Element data from apps and pages:
»»

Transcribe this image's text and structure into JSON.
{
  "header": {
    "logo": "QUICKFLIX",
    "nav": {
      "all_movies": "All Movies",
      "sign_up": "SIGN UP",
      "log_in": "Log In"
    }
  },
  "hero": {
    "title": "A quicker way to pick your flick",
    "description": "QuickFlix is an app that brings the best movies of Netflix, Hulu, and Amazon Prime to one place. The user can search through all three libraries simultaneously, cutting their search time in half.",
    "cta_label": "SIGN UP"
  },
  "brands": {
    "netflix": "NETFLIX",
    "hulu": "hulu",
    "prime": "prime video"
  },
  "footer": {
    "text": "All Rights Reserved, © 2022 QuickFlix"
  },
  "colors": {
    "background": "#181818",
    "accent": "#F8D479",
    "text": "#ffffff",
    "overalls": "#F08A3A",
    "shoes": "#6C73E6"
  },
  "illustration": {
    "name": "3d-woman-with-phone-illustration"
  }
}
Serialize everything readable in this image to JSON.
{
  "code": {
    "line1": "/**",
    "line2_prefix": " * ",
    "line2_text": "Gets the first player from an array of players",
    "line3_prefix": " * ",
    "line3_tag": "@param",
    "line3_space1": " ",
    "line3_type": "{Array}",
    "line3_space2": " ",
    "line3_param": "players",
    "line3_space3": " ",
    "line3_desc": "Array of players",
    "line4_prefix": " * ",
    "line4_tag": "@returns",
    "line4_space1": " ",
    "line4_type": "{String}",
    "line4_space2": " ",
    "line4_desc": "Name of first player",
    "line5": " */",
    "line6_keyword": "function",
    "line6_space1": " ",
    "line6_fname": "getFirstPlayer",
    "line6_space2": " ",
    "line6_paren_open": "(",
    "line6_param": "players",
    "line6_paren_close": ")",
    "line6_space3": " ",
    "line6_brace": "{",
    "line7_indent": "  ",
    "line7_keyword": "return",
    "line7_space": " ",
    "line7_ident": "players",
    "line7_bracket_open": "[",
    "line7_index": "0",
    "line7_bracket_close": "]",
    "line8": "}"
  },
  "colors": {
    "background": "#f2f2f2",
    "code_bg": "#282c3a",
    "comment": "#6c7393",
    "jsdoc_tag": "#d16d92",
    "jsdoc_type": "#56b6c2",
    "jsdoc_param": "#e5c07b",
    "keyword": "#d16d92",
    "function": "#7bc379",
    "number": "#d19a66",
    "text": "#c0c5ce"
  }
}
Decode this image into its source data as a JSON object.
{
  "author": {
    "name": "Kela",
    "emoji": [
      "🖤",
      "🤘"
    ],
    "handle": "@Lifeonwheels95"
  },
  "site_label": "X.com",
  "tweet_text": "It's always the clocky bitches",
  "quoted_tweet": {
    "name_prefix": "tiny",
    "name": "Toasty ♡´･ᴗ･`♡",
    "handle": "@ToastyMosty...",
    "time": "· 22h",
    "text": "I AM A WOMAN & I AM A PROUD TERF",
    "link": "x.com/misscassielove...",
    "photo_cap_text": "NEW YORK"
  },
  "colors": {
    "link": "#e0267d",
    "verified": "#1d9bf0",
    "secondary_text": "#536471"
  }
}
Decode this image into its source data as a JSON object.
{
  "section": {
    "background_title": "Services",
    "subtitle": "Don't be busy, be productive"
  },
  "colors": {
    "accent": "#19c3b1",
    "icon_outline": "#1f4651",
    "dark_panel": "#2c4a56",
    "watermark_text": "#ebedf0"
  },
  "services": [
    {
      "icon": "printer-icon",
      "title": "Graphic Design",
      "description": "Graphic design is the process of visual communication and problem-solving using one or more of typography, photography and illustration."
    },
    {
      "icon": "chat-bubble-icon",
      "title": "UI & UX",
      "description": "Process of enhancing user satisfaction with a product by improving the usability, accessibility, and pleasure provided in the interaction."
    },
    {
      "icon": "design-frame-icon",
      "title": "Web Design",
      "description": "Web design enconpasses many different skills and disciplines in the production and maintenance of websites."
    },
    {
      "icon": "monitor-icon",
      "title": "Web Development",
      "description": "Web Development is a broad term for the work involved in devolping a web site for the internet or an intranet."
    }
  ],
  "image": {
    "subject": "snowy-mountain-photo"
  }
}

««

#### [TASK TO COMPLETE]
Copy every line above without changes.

#### [RESPONSE]
Transcribe this image's text and structure into JSON.
{
  "header": {
    "logo": "QUICKFLIX",
    "nav": {
      "all_movies": "All Movies",
      "sign_up": "SIGN UP",
      "log_in": "Log In"
    }
  },
  "hero": {
    "title": "A quicker way to pick your flick",
    "description": "QuickFlix is an app that brings the best movies of Netflix, Hulu, and Amazon Prime to one place. The user can search through all three libraries simultaneously, cutting their search time in half.",
    "cta_label": "SIGN UP"
  },
  "brands": {
    "netflix": "NETFLIX",
    "hulu": "hulu",
    "prime": "prime video"
  },
  "footer": {
    "text": "All Rights Reserved, © 2022 QuickFlix"
  },
  "colors": {
    "background": "#181818",
    "accent": "#F8D479",
    "text": "#ffffff",
    "overalls": "#F08A3A",
    "shoes": "#6C73E6"
  },
  "illustration": {
    "name": "3d-woman-with-phone-illustration"
  }
}
Serialize everything readable in this image to JSON.
{
  "code": {
    "line1": "/**",
    "line2_prefix": " * ",
    "line2_text": "Gets the first player from an array of players",
    "line3_prefix": " * ",
    "line3_tag": "@param",
    "line3_space1": " ",
    "line3_type": "{Array}",
    "line3_space2": " ",
    "line3_param": "players",
    "line3_space3": " ",
    "line3_desc": "Array of players",
    "line4_prefix": " * ",
    "line4_tag": "@returns",
    "line4_space1": " ",
    "line4_type": "{String}",
    "line4_space2": " ",
    "line4_desc": "Name of first player",
    "line5": " */",
    "line6_keyword": "function",
    "line6_space1": " ",
    "line6_fname": "getFirstPlayer",
    "line6_space2": " ",
    "line6_paren_open": "(",
    "line6_param": "players",
    "line6_paren_close": ")",
    "line6_space3": " ",
    "line6_brace": "{",
    "line7_indent": "  ",
    "line7_keyword": "return",
    "line7_space": " ",
    "line7_ident": "players",
    "line7_bracket_open": "[",
    "line7_index": "0",
    "line7_bracket_close": "]",
    "line8": "}"
  },
  "colors": {
    "background": "#f2f2f2",
    "code_bg": "#282c3a",
    "comment": "#6c7393",
    "jsdoc_tag": "#d16d92",
    "jsdoc_type": "#56b6c2",
    "jsdoc_param": "#e5c07b",
    "keyword": "#d16d92",
    "function": "#7bc379",
    "number": "#d19a66",
    "text": "#c0c5ce"
  }
}
Decode this image into its source data as a JSON object.
{
  "author": {
    "name": "Kela",
    "emoji": [
      "🖤",
      "🤘"
    ],
    "handle": "@Lifeonwheels95"
  },
  "site_label": "X.com",
  "tweet_text": "It's always the clocky bitches",
  "quoted_tweet": {
    "name_prefix": "tiny",
    "name": "Toasty ♡´･ᴗ･`♡",
    "handle": "@ToastyMosty...",
    "time": "· 22h",
    "text": "I AM A WOMAN & I AM A PROUD TERF",
    "link": "x.com/misscassielove...",
    "photo_cap_text": "NEW YORK"
  },
  "colors": {
    "link": "#e0267d",
    "verified": "#1d9bf0",
    "secondary_text": "#536471"
  }
}
Decode this image into its source data as a JSON object.
{
  "section": {
    "background_title": "Services",
    "subtitle": "Don't be busy, be productive"
  },
  "colors": {
    "accent": "#19c3b1",
    "icon_outline": "#1f4651",
    "dark_panel": "#2c4a56",
    "watermark_text": "#ebedf0"
  },
  "services": [
    {
      "icon": "printer-icon",
      "title": "Graphic Design",
      "description": "Graphic design is the process of visual communication and problem-solving using one or more of typography, photography and illustration."
    },
    {
      "icon": "chat-bubble-icon",
      "title": "UI & UX",
      "description": "Process of enhancing user satisfaction with a product by improving the usability, accessibility, and pleasure provided in the interaction."
    },
    {
      "icon": "design-frame-icon",
      "title": "Web Design",
      "description": "Web design enconpasses many different skills and disciplines in the production and maintenance of websites."
    },
    {
      "icon": "monitor-icon",
      "title": "Web Development",
      "description": "Web Development is a broad term for the work involved in devolping a web site for the internet or an intranet."
    }
  ],
  "image": {
    "subject": "snowy-mountain-photo"
  }
}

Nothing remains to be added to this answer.